**PROBLEM TO WORK ON**
The answer must be every line below that contains the string "Ctrl".

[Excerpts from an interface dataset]
==*==
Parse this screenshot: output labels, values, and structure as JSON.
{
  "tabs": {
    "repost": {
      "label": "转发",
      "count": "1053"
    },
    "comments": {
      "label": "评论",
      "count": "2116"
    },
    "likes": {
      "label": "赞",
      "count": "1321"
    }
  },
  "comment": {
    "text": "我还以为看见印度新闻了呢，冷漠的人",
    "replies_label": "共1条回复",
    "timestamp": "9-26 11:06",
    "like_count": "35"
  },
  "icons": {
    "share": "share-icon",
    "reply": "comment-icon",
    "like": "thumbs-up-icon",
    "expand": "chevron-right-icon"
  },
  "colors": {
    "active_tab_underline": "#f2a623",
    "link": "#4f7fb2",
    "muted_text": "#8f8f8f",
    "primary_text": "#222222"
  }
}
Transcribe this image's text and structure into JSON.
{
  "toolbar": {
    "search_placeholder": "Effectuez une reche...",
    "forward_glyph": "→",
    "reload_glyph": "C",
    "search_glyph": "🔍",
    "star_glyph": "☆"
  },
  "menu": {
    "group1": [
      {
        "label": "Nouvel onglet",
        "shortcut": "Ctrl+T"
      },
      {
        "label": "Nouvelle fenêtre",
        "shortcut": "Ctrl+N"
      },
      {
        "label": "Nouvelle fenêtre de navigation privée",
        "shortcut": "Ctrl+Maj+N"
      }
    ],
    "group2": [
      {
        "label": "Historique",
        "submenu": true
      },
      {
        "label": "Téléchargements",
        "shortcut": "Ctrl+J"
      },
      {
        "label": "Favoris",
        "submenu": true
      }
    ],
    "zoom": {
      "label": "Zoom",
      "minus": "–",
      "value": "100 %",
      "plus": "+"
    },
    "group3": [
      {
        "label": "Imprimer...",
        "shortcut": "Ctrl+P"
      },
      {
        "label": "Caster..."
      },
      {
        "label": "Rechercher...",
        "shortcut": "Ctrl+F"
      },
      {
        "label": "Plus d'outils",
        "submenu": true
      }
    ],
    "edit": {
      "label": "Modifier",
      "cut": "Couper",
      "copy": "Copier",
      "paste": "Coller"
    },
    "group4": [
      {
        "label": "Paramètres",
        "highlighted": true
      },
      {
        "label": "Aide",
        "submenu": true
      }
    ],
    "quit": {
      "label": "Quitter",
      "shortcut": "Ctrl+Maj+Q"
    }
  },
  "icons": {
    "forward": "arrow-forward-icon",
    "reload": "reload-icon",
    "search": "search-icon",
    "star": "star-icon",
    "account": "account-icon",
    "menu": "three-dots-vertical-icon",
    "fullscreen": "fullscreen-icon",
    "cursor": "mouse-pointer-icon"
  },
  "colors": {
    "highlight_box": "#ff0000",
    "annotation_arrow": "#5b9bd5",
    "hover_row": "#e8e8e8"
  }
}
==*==
**RESULT OF THE EXERCISE**
        "shortcut": "Ctrl+T"
        "shortcut": "Ctrl+N"
        "shortcut": "Ctrl+Maj+N"
        "shortcut": "Ctrl+J"
        "shortcut": "Ctrl+P"
        "shortcut": "Ctrl+F"
      "shortcut": "Ctrl+Maj+Q"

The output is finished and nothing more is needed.